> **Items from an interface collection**

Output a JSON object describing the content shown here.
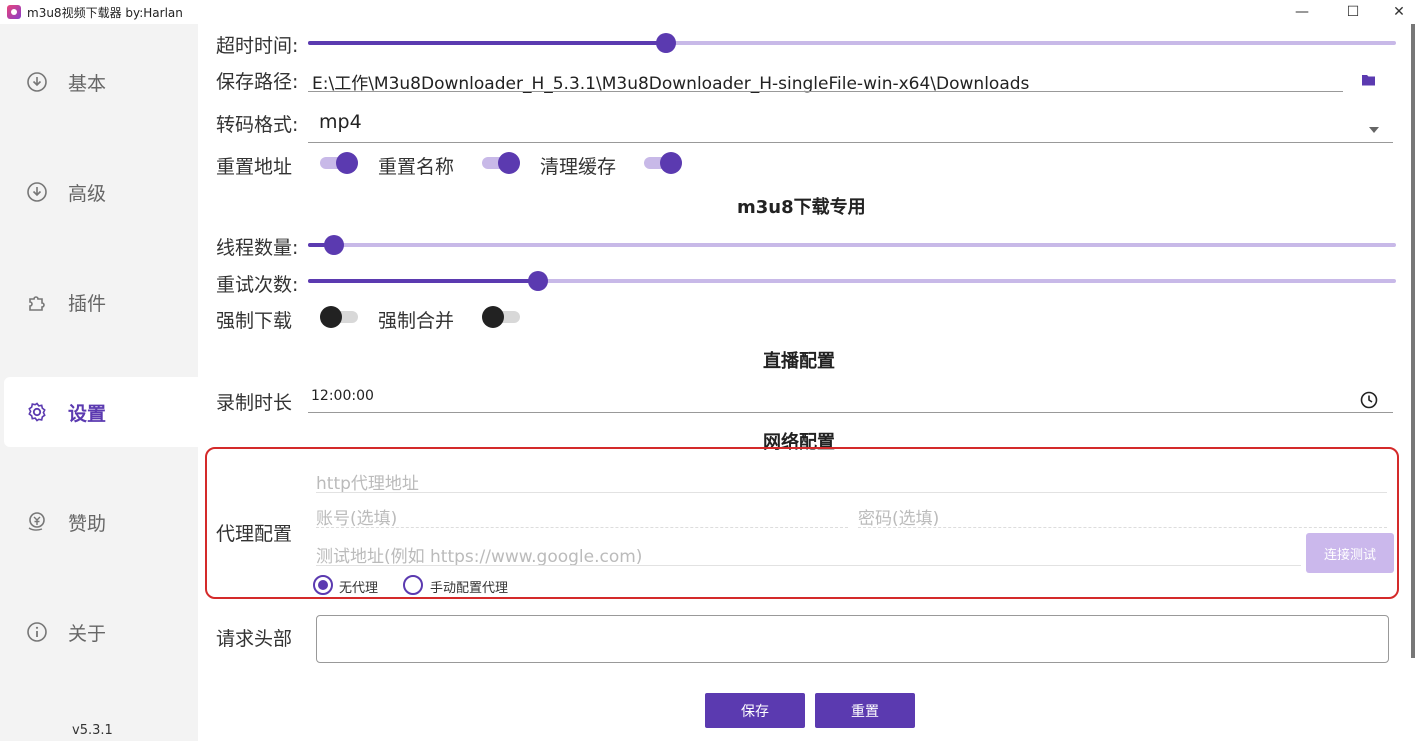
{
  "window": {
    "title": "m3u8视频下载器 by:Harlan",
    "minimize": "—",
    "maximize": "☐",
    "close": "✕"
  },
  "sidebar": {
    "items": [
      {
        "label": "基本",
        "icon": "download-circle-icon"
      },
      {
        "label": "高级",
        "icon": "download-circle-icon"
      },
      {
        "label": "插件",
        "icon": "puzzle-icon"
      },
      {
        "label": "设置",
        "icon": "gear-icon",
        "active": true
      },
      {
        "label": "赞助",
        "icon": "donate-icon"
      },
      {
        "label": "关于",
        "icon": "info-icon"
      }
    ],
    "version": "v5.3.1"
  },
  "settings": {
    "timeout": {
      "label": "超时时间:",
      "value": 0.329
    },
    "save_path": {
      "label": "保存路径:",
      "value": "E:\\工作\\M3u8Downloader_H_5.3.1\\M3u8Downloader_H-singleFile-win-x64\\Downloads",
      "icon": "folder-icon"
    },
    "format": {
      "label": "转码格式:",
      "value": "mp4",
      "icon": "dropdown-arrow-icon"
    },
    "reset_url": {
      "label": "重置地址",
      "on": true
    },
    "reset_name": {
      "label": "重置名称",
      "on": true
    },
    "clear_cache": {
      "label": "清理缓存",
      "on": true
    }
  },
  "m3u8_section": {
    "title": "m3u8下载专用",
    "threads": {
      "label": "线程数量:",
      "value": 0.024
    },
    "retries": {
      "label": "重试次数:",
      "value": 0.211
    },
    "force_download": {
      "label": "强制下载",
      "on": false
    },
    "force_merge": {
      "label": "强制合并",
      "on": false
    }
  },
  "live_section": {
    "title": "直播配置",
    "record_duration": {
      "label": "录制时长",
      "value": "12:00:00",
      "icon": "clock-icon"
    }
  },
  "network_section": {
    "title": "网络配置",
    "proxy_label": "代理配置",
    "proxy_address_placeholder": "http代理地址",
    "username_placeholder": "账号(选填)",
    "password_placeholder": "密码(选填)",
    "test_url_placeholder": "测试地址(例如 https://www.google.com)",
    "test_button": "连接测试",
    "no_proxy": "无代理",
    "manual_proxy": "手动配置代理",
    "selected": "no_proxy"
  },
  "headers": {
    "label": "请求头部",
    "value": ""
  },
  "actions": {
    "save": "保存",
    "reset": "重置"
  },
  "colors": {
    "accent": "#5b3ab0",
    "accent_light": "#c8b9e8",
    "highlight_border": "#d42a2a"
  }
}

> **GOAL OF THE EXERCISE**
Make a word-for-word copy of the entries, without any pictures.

> **REPLY TO THE TASK**
Output a JSON object describing the content shown here.
{
  "window": {
    "title": "m3u8视频下载器 by:Harlan",
    "minimize": "—",
    "maximize": "☐",
    "close": "✕"
  },
  "sidebar": {
    "items": [
      {
        "label": "基本",
        "icon": "download-circle-icon"
      },
      {
        "label": "高级",
        "icon": "download-circle-icon"
      },
      {
        "label": "插件",
        "icon": "puzzle-icon"
      },
      {
        "label": "设置",
        "icon": "gear-icon",
        "active": true
      },
      {
        "label": "赞助",
        "icon": "donate-icon"
      },
      {
        "label": "关于",
        "icon": "info-icon"
      }
    ],
    "version": "v5.3.1"
  },
  "settings": {
    "timeout": {
      "label": "超时时间:",
      "value": 0.329
    },
    "save_path": {
      "label": "保存路径:",
      "value": "E:\\工作\\M3u8Downloader_H_5.3.1\\M3u8Downloader_H-singleFile-win-x64\\Downloads",
      "icon": "folder-icon"
    },
    "format": {
      "label": "转码格式:",
      "value": "mp4",
      "icon": "dropdown-arrow-icon"
    },
    "reset_url": {
      "label": "重置地址",
      "on": true
    },
    "reset_name": {
      "label": "重置名称",
      "on": true
    },
    "clear_cache": {
      "label": "清理缓存",
      "on": true
    }
  },
  "m3u8_section": {
    "title": "m3u8下载专用",
    "threads": {
      "label": "线程数量:",
      "value": 0.024
    },
    "retries": {
      "label": "重试次数:",
      "value": 0.211
    },
    "force_download": {
      "label": "强制下载",
      "on": false
    },
    "force_merge": {
      "label": "强制合并",
      "on": false
    }
  },
  "live_section": {
    "title": "直播配置",
    "record_duration": {
      "label": "录制时长",
      "value": "12:00:00",
      "icon": "clock-icon"
    }
  },
  "network_section": {
    "title": "网络配置",
    "proxy_label": "代理配置",
    "proxy_address_placeholder": "http代理地址",
    "username_placeholder": "账号(选填)",
    "password_placeholder": "密码(选填)",
    "test_url_placeholder": "测试地址(例如 https://www.google.com)",
    "test_button": "连接测试",
    "no_proxy": "无代理",
    "manual_proxy": "手动配置代理",
    "selected": "no_proxy"
  },
  "headers": {
    "label": "请求头部",
    "value": ""
  },
  "actions": {
    "save": "保存",
    "reset": "重置"
  },
  "colors": {
    "accent": "#5b3ab0",
    "accent_light": "#c8b9e8",
    "highlight_border": "#d42a2a"
  }
}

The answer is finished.